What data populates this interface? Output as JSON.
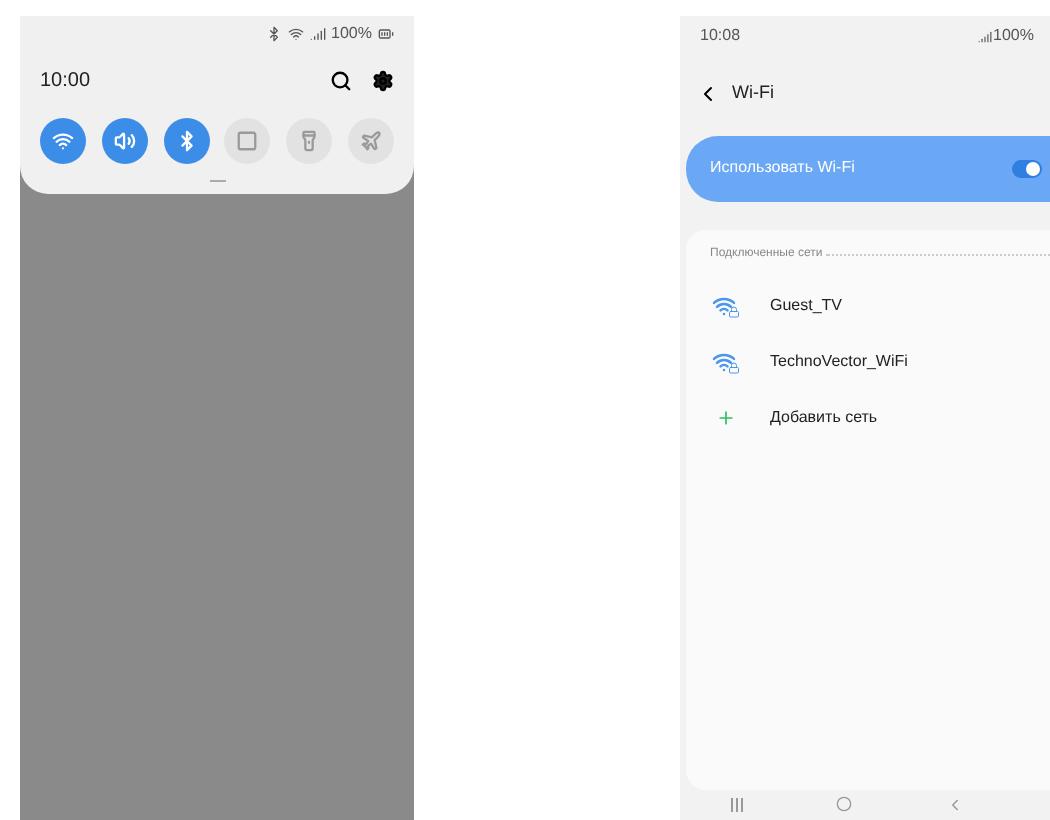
{
  "left_phone": {
    "status_bar": {
      "battery": "100%"
    },
    "clock": "10:00",
    "quick_toggles": [
      {
        "kind": "wifi",
        "on": true
      },
      {
        "kind": "sound",
        "on": true
      },
      {
        "kind": "bluetooth",
        "on": true
      },
      {
        "kind": "screen",
        "on": false
      },
      {
        "kind": "flashlight",
        "on": false
      },
      {
        "kind": "airplane",
        "on": false
      }
    ]
  },
  "right_phone": {
    "status_bar": {
      "time": "10:08",
      "battery": "100%"
    },
    "header": {
      "title": "Wi-Fi"
    },
    "wifi_switch": {
      "label": "Использовать Wi-Fi",
      "on": true
    },
    "section_title": "Подключенные сети",
    "networks": [
      {
        "kind": "network",
        "name": "Guest_TV"
      },
      {
        "kind": "network",
        "name": "TechnoVector_WiFi"
      },
      {
        "kind": "add",
        "name": "Добавить сеть"
      }
    ]
  }
}
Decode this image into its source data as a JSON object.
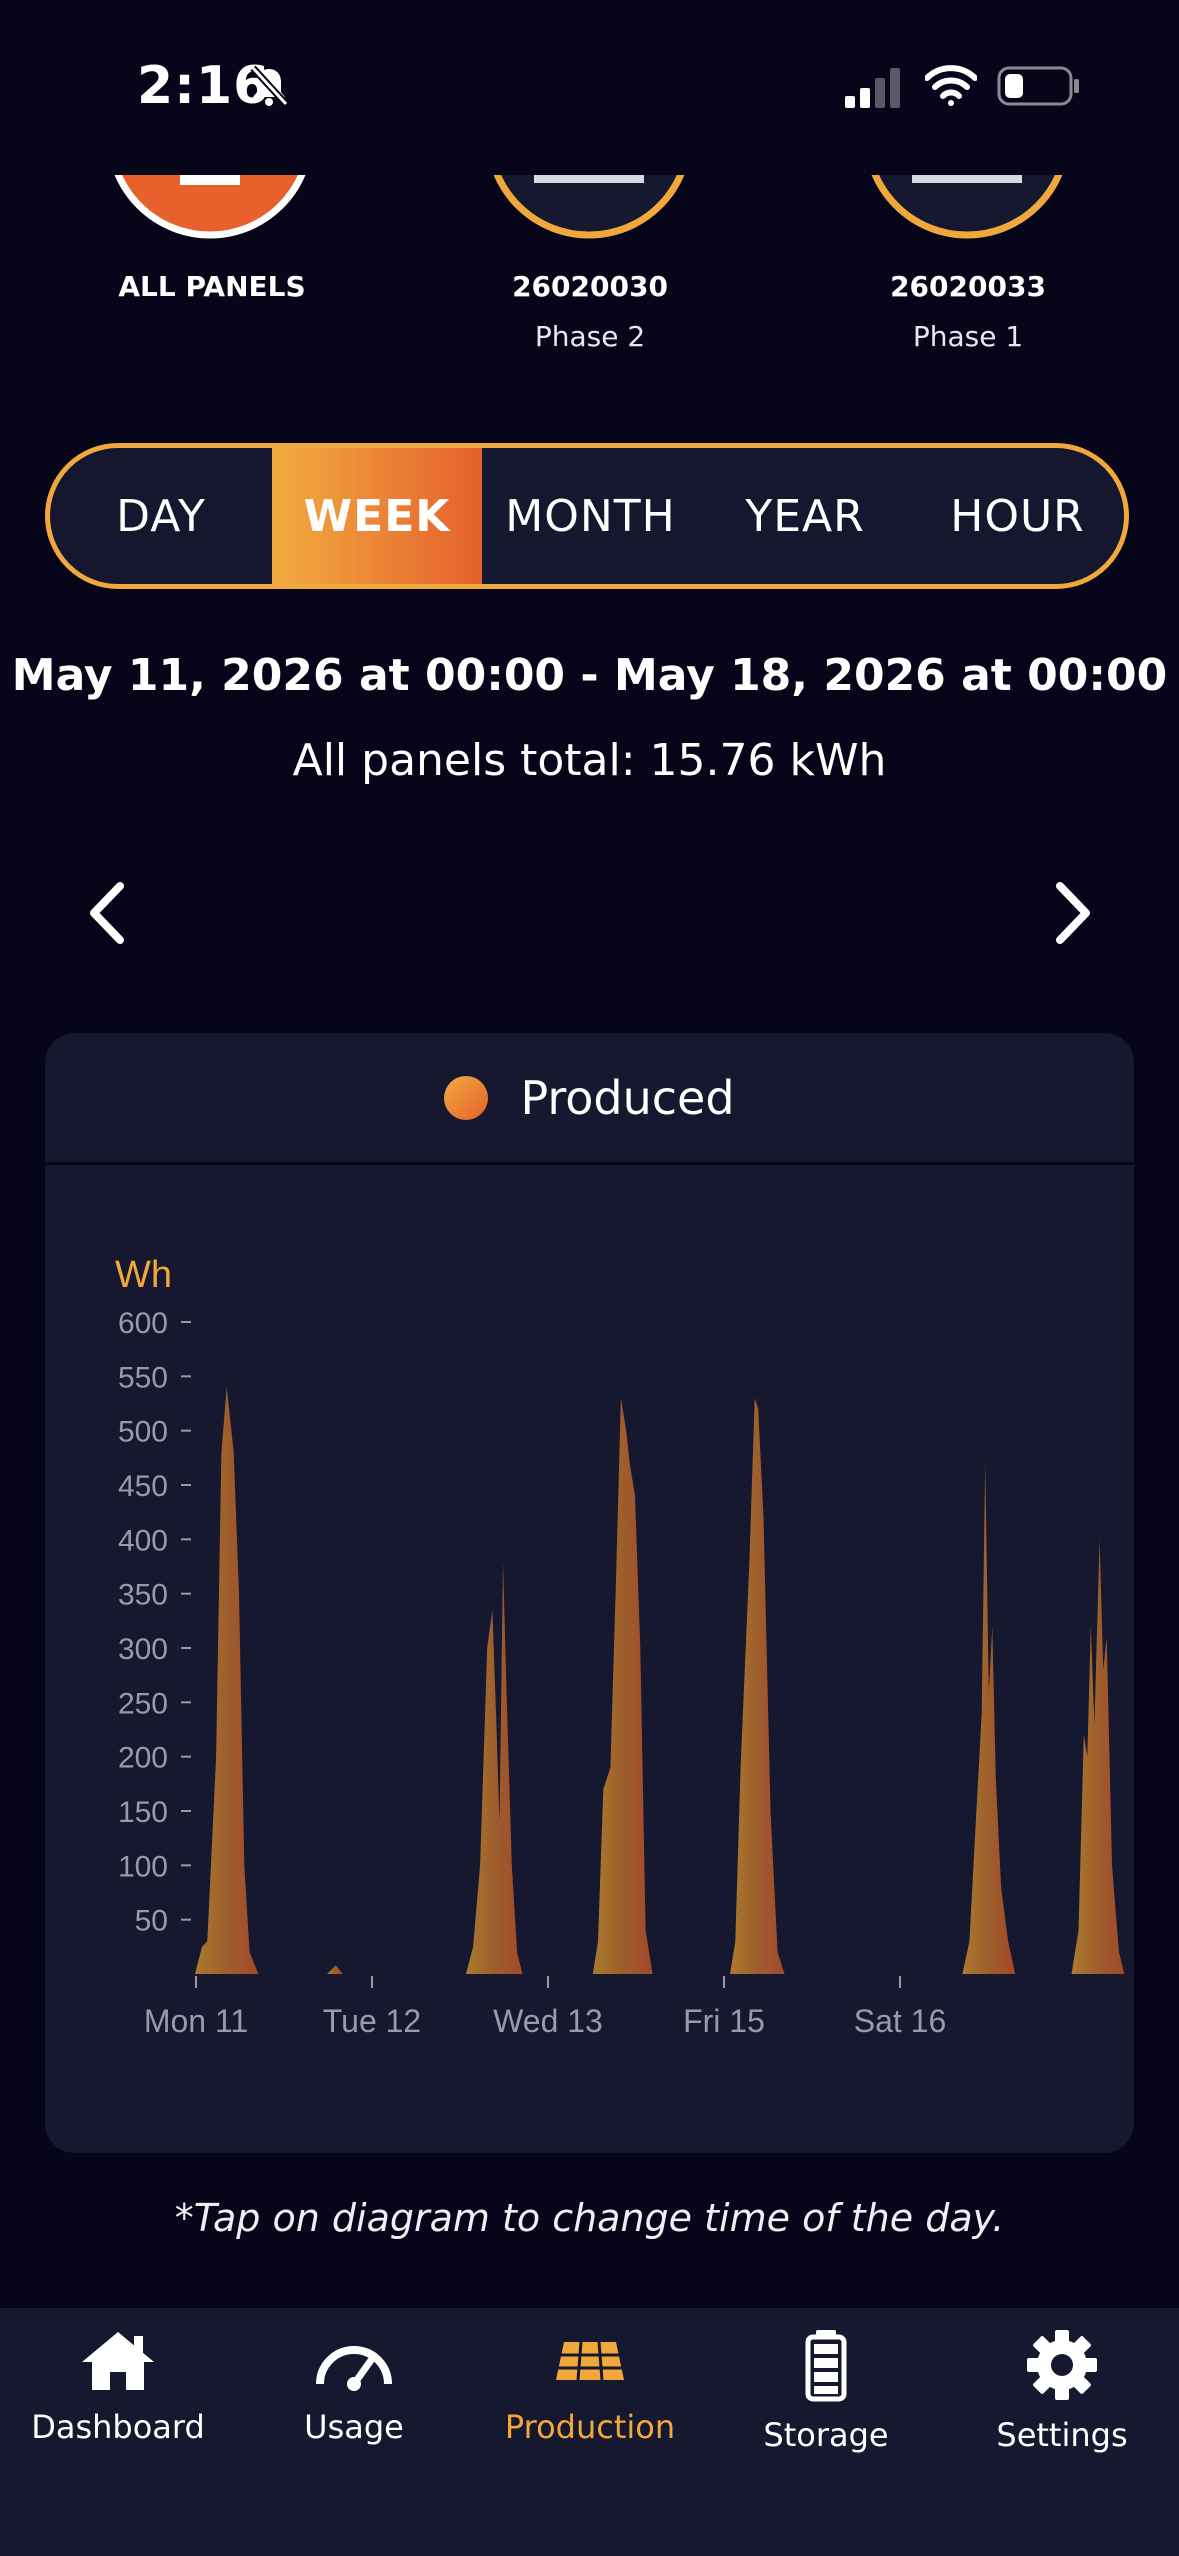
{
  "status_bar": {
    "time": "2:16"
  },
  "panels": [
    {
      "id": "ALL PANELS",
      "phase": ""
    },
    {
      "id": "26020030",
      "phase": "Phase 2"
    },
    {
      "id": "26020033",
      "phase": "Phase 1"
    }
  ],
  "segments": [
    {
      "label": "DAY",
      "active": false
    },
    {
      "label": "WEEK",
      "active": true
    },
    {
      "label": "MONTH",
      "active": false
    },
    {
      "label": "YEAR",
      "active": false
    },
    {
      "label": "HOUR",
      "active": false
    }
  ],
  "range": "May 11, 2026 at 00:00 - May 18, 2026 at 00:00",
  "total": "All panels total: 15.76 kWh",
  "legend": "Produced",
  "chart_data": {
    "type": "area",
    "ylabel": "Wh",
    "ylim": [
      0,
      600
    ],
    "yticks": [
      50,
      100,
      150,
      200,
      250,
      300,
      350,
      400,
      450,
      500,
      550,
      600
    ],
    "xticks": [
      {
        "label": "Mon 11",
        "day": 0
      },
      {
        "label": "Tue 12",
        "day": 1
      },
      {
        "label": "Wed 13",
        "day": 2
      },
      {
        "label": "Fri 15",
        "day": 3
      },
      {
        "label": "Sat 16",
        "day": 4
      }
    ],
    "series": [
      {
        "name": "Produced",
        "points": [
          [
            0.0,
            0
          ],
          [
            0.04,
            25
          ],
          [
            0.07,
            30
          ],
          [
            0.12,
            200
          ],
          [
            0.15,
            480
          ],
          [
            0.18,
            540
          ],
          [
            0.2,
            510
          ],
          [
            0.22,
            480
          ],
          [
            0.25,
            350
          ],
          [
            0.28,
            100
          ],
          [
            0.31,
            20
          ],
          [
            0.36,
            0
          ],
          [
            0.75,
            0
          ],
          [
            0.8,
            8
          ],
          [
            0.84,
            0
          ],
          [
            1.54,
            0
          ],
          [
            1.58,
            25
          ],
          [
            1.62,
            100
          ],
          [
            1.66,
            300
          ],
          [
            1.69,
            335
          ],
          [
            1.71,
            240
          ],
          [
            1.73,
            140
          ],
          [
            1.75,
            380
          ],
          [
            1.77,
            260
          ],
          [
            1.8,
            100
          ],
          [
            1.83,
            20
          ],
          [
            1.86,
            0
          ],
          [
            2.26,
            0
          ],
          [
            2.29,
            30
          ],
          [
            2.32,
            170
          ],
          [
            2.36,
            190
          ],
          [
            2.39,
            350
          ],
          [
            2.42,
            530
          ],
          [
            2.45,
            500
          ],
          [
            2.47,
            470
          ],
          [
            2.5,
            440
          ],
          [
            2.53,
            300
          ],
          [
            2.56,
            40
          ],
          [
            2.6,
            0
          ],
          [
            3.04,
            0
          ],
          [
            3.07,
            30
          ],
          [
            3.1,
            190
          ],
          [
            3.15,
            380
          ],
          [
            3.18,
            530
          ],
          [
            3.2,
            520
          ],
          [
            3.23,
            420
          ],
          [
            3.27,
            150
          ],
          [
            3.31,
            20
          ],
          [
            3.35,
            0
          ],
          [
            4.36,
            0
          ],
          [
            4.4,
            30
          ],
          [
            4.44,
            150
          ],
          [
            4.47,
            240
          ],
          [
            4.49,
            470
          ],
          [
            4.51,
            260
          ],
          [
            4.53,
            320
          ],
          [
            4.55,
            180
          ],
          [
            4.58,
            80
          ],
          [
            4.62,
            30
          ],
          [
            4.66,
            0
          ],
          [
            4.98,
            0
          ],
          [
            5.02,
            40
          ],
          [
            5.05,
            220
          ],
          [
            5.07,
            200
          ],
          [
            5.09,
            320
          ],
          [
            5.11,
            230
          ],
          [
            5.14,
            400
          ],
          [
            5.16,
            280
          ],
          [
            5.18,
            310
          ],
          [
            5.21,
            100
          ],
          [
            5.25,
            20
          ],
          [
            5.28,
            0
          ]
        ]
      }
    ]
  },
  "hint": "*Tap on diagram to change time of the day.",
  "tabs": [
    {
      "label": "Dashboard",
      "icon": "home-icon",
      "active": false
    },
    {
      "label": "Usage",
      "icon": "gauge-icon",
      "active": false
    },
    {
      "label": "Production",
      "icon": "solar-panel-icon",
      "active": true
    },
    {
      "label": "Storage",
      "icon": "battery-icon",
      "active": false
    },
    {
      "label": "Settings",
      "icon": "gear-icon",
      "active": false
    }
  ],
  "colors": {
    "accent": "#f0a83c",
    "accent_end": "#e5602c",
    "background": "#06051a",
    "card": "#15182f"
  }
}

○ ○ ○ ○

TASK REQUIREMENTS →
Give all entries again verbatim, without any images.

YOUR RESPONSE →
What data populates this interface? Output as JSON.
{
  "left_phone": {
    "status_bar": {
      "battery": "100%"
    },
    "clock": "10:00",
    "quick_toggles": [
      {
        "kind": "wifi",
        "on": true
      },
      {
        "kind": "sound",
        "on": true
      },
      {
        "kind": "bluetooth",
        "on": true
      },
      {
        "kind": "screen",
        "on": false
      },
      {
        "kind": "flashlight",
        "on": false
      },
      {
        "kind": "airplane",
        "on": false
      }
    ]
  },
  "right_phone": {
    "status_bar": {
      "time": "10:08",
      "battery": "100%"
    },
    "header": {
      "title": "Wi-Fi"
    },
    "wifi_switch": {
      "label": "Использовать Wi-Fi",
      "on": true
    },
    "section_title": "Подключенные сети",
    "networks": [
      {
        "kind": "network",
        "name": "Guest_TV"
      },
      {
        "kind": "network",
        "name": "TechnoVector_WiFi"
      },
      {
        "kind": "add",
        "name": "Добавить сеть"
      }
    ]
  }
}
Decode this image into its source data as a JSON object.
{
  "status_bar": {
    "time": "2:16"
  },
  "panels": [
    {
      "id": "ALL PANELS",
      "phase": ""
    },
    {
      "id": "26020030",
      "phase": "Phase 2"
    },
    {
      "id": "26020033",
      "phase": "Phase 1"
    }
  ],
  "segments": [
    {
      "label": "DAY",
      "active": false
    },
    {
      "label": "WEEK",
      "active": true
    },
    {
      "label": "MONTH",
      "active": false
    },
    {
      "label": "YEAR",
      "active": false
    },
    {
      "label": "HOUR",
      "active": false
    }
  ],
  "range": "May 11, 2026 at 00:00 - May 18, 2026 at 00:00",
  "total": "All panels total: 15.76 kWh",
  "legend": "Produced",
  "chart_data": {
    "type": "area",
    "ylabel": "Wh",
    "ylim": [
      0,
      600
    ],
    "yticks": [
      50,
      100,
      150,
      200,
      250,
      300,
      350,
      400,
      450,
      500,
      550,
      600
    ],
    "xticks": [
      {
        "label": "Mon 11",
        "day": 0
      },
      {
        "label": "Tue 12",
        "day": 1
      },
      {
        "label": "Wed 13",
        "day": 2
      },
      {
        "label": "Fri 15",
        "day": 3
      },
      {
        "label": "Sat 16",
        "day": 4
      }
    ],
    "series": [
      {
        "name": "Produced",
        "points": [
          [
            0.0,
            0
          ],
          [
            0.04,
            25
          ],
          [
            0.07,
            30
          ],
          [
            0.12,
            200
          ],
          [
            0.15,
            480
          ],
          [
            0.18,
            540
          ],
          [
            0.2,
            510
          ],
          [
            0.22,
            480
          ],
          [
            0.25,
            350
          ],
          [
            0.28,
            100
          ],
          [
            0.31,
            20
          ],
          [
            0.36,
            0
          ],
          [
            0.75,
            0
          ],
          [
            0.8,
            8
          ],
          [
            0.84,
            0
          ],
          [
            1.54,
            0
          ],
          [
            1.58,
            25
          ],
          [
            1.62,
            100
          ],
          [
            1.66,
            300
          ],
          [
            1.69,
            335
          ],
          [
            1.71,
            240
          ],
          [
            1.73,
            140
          ],
          [
            1.75,
            380
          ],
          [
            1.77,
            260
          ],
          [
            1.8,
            100
          ],
          [
            1.83,
            20
          ],
          [
            1.86,
            0
          ],
          [
            2.26,
            0
          ],
          [
            2.29,
            30
          ],
          [
            2.32,
            170
          ],
          [
            2.36,
            190
          ],
          [
            2.39,
            350
          ],
          [
            2.42,
            530
          ],
          [
            2.45,
            500
          ],
          [
            2.47,
            470
          ],
          [
            2.5,
            440
          ],
          [
            2.53,
            300
          ],
          [
            2.56,
            40
          ],
          [
            2.6,
            0
          ],
          [
            3.04,
            0
          ],
          [
            3.07,
            30
          ],
          [
            3.1,
            190
          ],
          [
            3.15,
            380
          ],
          [
            3.18,
            530
          ],
          [
            3.2,
            520
          ],
          [
            3.23,
            420
          ],
          [
            3.27,
            150
          ],
          [
            3.31,
            20
          ],
          [
            3.35,
            0
          ],
          [
            4.36,
            0
          ],
          [
            4.4,
            30
          ],
          [
            4.44,
            150
          ],
          [
            4.47,
            240
          ],
          [
            4.49,
            470
          ],
          [
            4.51,
            260
          ],
          [
            4.53,
            320
          ],
          [
            4.55,
            180
          ],
          [
            4.58,
            80
          ],
          [
            4.62,
            30
          ],
          [
            4.66,
            0
          ],
          [
            4.98,
            0
          ],
          [
            5.02,
            40
          ],
          [
            5.05,
            220
          ],
          [
            5.07,
            200
          ],
          [
            5.09,
            320
          ],
          [
            5.11,
            230
          ],
          [
            5.14,
            400
          ],
          [
            5.16,
            280
          ],
          [
            5.18,
            310
          ],
          [
            5.21,
            100
          ],
          [
            5.25,
            20
          ],
          [
            5.28,
            0
          ]
        ]
      }
    ]
  },
  "hint": "*Tap on diagram to change time of the day.",
  "tabs": [
    {
      "label": "Dashboard",
      "icon": "home-icon",
      "active": false
    },
    {
      "label": "Usage",
      "icon": "gauge-icon",
      "active": false
    },
    {
      "label": "Production",
      "icon": "solar-panel-icon",
      "active": true
    },
    {
      "label": "Storage",
      "icon": "battery-icon",
      "active": false
    },
    {
      "label": "Settings",
      "icon": "gear-icon",
      "active": false
    }
  ],
  "colors": {
    "accent": "#f0a83c",
    "accent_end": "#e5602c",
    "background": "#06051a",
    "card": "#15182f"
  }
}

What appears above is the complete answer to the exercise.